WHAT IS BEING ASKED
In the lines below, count those containing the word "Ctrl" and give the number alone.

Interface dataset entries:
BEGIN
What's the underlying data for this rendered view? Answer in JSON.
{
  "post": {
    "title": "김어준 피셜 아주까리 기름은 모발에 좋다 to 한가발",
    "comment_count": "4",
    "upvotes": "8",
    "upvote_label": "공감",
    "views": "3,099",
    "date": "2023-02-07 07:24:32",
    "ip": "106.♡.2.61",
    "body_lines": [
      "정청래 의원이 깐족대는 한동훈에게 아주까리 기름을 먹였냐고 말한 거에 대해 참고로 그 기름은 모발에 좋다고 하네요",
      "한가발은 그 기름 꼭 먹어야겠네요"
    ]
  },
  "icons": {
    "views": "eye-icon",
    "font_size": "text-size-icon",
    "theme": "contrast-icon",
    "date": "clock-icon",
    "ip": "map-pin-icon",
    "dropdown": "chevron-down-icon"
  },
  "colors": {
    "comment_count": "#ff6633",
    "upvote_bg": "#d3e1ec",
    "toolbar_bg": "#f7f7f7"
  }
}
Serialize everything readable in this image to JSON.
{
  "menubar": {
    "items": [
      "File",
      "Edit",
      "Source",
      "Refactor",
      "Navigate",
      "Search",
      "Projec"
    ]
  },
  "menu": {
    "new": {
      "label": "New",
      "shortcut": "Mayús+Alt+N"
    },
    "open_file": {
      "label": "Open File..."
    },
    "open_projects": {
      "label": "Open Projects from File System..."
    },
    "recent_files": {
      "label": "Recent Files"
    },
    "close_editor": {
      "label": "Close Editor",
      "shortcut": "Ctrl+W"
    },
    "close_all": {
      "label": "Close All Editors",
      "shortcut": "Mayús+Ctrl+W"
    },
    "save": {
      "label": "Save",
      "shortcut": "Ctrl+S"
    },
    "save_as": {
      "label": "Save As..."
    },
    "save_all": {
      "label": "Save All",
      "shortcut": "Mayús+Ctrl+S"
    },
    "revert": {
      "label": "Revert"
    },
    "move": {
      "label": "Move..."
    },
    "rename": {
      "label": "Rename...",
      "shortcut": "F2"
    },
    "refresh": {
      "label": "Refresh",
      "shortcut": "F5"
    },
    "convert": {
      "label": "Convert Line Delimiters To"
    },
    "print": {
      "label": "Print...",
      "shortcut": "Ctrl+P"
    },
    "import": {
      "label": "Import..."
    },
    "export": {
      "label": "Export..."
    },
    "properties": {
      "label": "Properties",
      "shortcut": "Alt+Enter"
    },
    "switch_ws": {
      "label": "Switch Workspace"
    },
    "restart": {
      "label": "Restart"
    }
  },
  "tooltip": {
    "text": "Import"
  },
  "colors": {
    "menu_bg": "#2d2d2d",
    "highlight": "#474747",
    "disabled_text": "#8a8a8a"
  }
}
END
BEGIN
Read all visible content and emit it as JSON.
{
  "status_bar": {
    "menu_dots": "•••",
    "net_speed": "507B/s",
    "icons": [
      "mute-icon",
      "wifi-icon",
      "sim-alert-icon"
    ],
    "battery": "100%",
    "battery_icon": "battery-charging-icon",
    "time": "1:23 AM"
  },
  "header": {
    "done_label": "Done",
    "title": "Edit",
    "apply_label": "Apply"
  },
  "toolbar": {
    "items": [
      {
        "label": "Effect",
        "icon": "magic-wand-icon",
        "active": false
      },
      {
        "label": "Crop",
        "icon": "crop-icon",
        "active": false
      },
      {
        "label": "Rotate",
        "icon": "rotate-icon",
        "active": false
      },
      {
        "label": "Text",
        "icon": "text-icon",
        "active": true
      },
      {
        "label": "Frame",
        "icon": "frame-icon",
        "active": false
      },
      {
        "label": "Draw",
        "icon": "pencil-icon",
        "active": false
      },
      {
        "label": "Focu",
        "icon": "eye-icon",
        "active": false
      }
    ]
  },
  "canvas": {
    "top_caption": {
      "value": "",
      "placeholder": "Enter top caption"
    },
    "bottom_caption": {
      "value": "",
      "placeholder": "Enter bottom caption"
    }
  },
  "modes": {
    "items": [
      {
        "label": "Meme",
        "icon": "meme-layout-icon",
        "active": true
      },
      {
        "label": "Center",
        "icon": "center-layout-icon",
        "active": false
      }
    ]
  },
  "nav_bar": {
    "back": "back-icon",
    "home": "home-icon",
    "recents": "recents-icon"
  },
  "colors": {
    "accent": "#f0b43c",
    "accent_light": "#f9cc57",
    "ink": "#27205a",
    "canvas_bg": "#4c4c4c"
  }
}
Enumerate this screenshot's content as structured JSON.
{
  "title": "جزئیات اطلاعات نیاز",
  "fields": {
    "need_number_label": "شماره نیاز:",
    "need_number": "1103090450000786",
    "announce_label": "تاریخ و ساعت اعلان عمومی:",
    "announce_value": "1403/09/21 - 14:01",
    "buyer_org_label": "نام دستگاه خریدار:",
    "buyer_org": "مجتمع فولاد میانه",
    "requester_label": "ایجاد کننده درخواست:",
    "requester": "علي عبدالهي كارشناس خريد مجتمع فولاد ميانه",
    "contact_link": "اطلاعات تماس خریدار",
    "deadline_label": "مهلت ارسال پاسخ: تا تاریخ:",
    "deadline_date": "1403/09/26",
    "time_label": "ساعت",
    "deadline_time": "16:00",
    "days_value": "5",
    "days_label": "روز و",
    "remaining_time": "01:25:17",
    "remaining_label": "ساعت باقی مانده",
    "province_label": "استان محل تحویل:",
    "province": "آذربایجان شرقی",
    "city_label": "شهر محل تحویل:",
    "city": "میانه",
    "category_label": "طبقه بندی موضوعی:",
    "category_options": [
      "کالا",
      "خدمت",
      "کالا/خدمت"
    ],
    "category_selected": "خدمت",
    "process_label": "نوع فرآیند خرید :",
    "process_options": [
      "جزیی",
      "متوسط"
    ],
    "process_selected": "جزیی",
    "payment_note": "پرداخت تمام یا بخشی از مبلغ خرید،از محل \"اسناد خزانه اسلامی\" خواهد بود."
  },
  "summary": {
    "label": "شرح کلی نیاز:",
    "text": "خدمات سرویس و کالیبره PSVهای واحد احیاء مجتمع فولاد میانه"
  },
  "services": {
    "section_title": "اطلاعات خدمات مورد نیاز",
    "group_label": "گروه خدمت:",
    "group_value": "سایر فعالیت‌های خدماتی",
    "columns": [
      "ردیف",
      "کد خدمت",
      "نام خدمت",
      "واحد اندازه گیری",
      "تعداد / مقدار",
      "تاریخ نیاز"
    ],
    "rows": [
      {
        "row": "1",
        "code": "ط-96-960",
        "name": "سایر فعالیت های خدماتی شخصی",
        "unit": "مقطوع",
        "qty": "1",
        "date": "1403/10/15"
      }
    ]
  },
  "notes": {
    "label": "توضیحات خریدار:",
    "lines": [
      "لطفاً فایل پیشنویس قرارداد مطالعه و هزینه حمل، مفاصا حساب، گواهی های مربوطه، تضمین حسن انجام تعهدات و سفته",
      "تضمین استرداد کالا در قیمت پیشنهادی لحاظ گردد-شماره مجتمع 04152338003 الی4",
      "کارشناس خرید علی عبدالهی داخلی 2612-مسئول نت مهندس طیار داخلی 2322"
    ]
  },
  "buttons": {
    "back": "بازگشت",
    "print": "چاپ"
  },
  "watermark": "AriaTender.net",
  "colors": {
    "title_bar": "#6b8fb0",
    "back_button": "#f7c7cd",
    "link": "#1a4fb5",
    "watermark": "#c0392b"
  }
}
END
EXPECTED ANSWER
5